Above The Law
We all know how Congress routinely exempts its members from many of the laws it imposes on us peasants. A most egregious example it the exemption they carved out for themselves from having to participate in Obamacare. While the rest of will have to pass through Obama’s death panels [euphemistically called “independent Payment Advisory Panels” or “IPAB”] before we can obtain treatment and are likely to be refused if we are deemed to be too old or the treatment too expensive. Since we all get old and Obamacare is likely to make all treatment more expensive it’s a self-fulfilling proposition. Laws are for the little people, our betters in Congress will keep their Congressional health “insurance” which is in reality free and abundant health care on demand with no relation to any rational definition of insurance.
Another particularly outrageous example of a favored class being given special treatment is the widespread practice of police giving a free ride home to other cops found to be driving drunk. Anyone else found driving with a blood alcohol level 3 times the legal limit would be arrested and prosecuted and subjected to all the numerous and severe collateral consequences of a DUI conviction. Denver police officer Jesse M. Sandoval thinks DUI laws don’t apply to him. So he naturally expected the usual “professional courtesy” when he drove his Jeep Cherokee off the road in the 200 block of Wildernest Road in Silverthorne, Colorado just after 8 p.m. on Feb. 17, 2010. According to this news story from a week ago, officer Sandoval became irate when a Silverthorne officer decided to treat him the same as any other drunk on the road. He berated the Silverthorne officers for not respecting the brother-officer code and letting him just go home and sober up. His speech was slurred, he was unstable, and he smelled of alcohol. His BAC was later determined to be 3 times the legal limit, about .24. The legal limit is .08 for DUI, and in Colorado .05 will get you 8 points on your driver’s license and a conviction for the lesser offense of Driving While Ability Impaired (DWAI). Even that lesser conviction carries collateral consequences such a sky-high insurance rates for several years, because it is still an alcohol related offense.
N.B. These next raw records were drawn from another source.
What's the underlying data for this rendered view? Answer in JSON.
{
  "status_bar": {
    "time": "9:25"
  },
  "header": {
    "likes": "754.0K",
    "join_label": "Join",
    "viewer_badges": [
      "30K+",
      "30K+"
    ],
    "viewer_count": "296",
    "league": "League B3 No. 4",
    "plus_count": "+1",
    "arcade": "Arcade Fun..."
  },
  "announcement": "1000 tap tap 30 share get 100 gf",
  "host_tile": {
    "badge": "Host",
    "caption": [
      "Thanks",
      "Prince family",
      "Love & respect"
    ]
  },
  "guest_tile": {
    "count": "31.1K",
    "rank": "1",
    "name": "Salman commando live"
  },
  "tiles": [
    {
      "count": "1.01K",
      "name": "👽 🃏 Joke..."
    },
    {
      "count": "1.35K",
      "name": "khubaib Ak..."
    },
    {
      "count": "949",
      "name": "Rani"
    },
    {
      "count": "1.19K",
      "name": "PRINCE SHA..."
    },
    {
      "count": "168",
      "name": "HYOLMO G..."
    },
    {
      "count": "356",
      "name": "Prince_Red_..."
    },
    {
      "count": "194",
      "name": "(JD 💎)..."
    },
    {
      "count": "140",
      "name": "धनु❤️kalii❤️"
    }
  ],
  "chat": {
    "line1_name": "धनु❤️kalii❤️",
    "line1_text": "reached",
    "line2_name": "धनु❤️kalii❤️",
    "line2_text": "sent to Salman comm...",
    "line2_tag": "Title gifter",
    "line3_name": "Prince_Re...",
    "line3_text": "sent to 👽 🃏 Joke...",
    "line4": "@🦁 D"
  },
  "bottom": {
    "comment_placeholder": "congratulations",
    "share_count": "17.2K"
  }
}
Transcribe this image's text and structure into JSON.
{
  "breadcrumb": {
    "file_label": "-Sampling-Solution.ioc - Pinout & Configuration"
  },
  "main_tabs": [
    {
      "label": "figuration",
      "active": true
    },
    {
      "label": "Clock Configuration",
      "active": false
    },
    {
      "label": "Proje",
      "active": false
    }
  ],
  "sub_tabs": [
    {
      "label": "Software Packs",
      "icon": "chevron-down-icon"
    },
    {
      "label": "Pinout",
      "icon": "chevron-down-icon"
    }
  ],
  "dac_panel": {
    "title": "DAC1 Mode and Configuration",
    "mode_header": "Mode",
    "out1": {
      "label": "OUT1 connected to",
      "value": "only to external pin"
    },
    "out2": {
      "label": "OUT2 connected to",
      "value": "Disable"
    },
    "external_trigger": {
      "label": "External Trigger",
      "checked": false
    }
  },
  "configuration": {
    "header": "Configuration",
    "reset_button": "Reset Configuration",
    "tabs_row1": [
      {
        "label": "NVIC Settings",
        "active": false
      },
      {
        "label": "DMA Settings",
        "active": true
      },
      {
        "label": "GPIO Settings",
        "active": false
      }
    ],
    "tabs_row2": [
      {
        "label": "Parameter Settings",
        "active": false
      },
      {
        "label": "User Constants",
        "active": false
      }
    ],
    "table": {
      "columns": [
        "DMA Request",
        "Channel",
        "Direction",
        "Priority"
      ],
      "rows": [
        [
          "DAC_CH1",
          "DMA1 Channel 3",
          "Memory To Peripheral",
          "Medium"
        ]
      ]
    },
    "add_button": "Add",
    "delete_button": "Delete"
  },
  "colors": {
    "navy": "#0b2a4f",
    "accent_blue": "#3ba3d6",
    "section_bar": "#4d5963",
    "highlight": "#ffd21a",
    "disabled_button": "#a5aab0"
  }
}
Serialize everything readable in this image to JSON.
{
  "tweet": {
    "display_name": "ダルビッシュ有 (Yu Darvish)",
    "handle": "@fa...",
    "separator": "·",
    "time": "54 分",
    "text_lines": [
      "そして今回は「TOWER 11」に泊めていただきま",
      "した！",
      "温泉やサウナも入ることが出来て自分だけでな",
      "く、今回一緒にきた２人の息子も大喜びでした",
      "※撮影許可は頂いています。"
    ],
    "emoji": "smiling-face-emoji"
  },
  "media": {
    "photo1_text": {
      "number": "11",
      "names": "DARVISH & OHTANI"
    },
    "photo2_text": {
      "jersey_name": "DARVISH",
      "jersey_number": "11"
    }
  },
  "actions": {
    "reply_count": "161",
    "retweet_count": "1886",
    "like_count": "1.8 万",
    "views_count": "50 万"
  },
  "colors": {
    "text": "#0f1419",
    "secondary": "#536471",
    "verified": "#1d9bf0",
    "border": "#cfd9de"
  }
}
Officer Sandoval did receive some degree of preferential treatment, just not quite as much as he wanted. If one of us commoners gets arrested for driving with a BAC as high as Officer Sandoval’s we would face some mandatory jail time and a suspension of our drivers’ license for 3 months. Officer Sandoval received 30 days of electronic monitoring, 48 hours of community service and 12-months probation. No jail time, no license suspension.
The Denver Police Department did impose discipline of a 26-day probation period. No loss of pay was mentioned. Lawyers in Colorado, who have nothing to do with enforcement of any law, are typically suspended from the practice of law for 30 days or more for a first time DUI. This is one of those collateral consequences that can be particularly onerous. No only does a suspended lawyer lose his or her ability to earn income during that period, their earning capacity may be affected for a much longer period. They are required to inform all of their clients of their suspension and the reason therefore. Many time clients cannot simply put their case on hold during the period of their attorney’s suspension so they are forced to obtain new counsel. This may impose a hardship on the innocent client as well as the suspended lawyer, and having obtained new counsel the suspended lawyer will probably not get that client back later when the suspension period is over. Thus, the loss of earning power usually extends beyond the period of suspension.
Officer Sandoval was not punished in any way for his truly bad conduct — trying to use his position as an officer of the law to escape arrest and conviction for driving with a BAC of 3 times the legal limit, an offense for which he would have vigorously arrested anyone else. As the marquee signs the Colorado Department of Transportation likes to erect along the interstate highways say, “Over the limit under arrest” for you and me.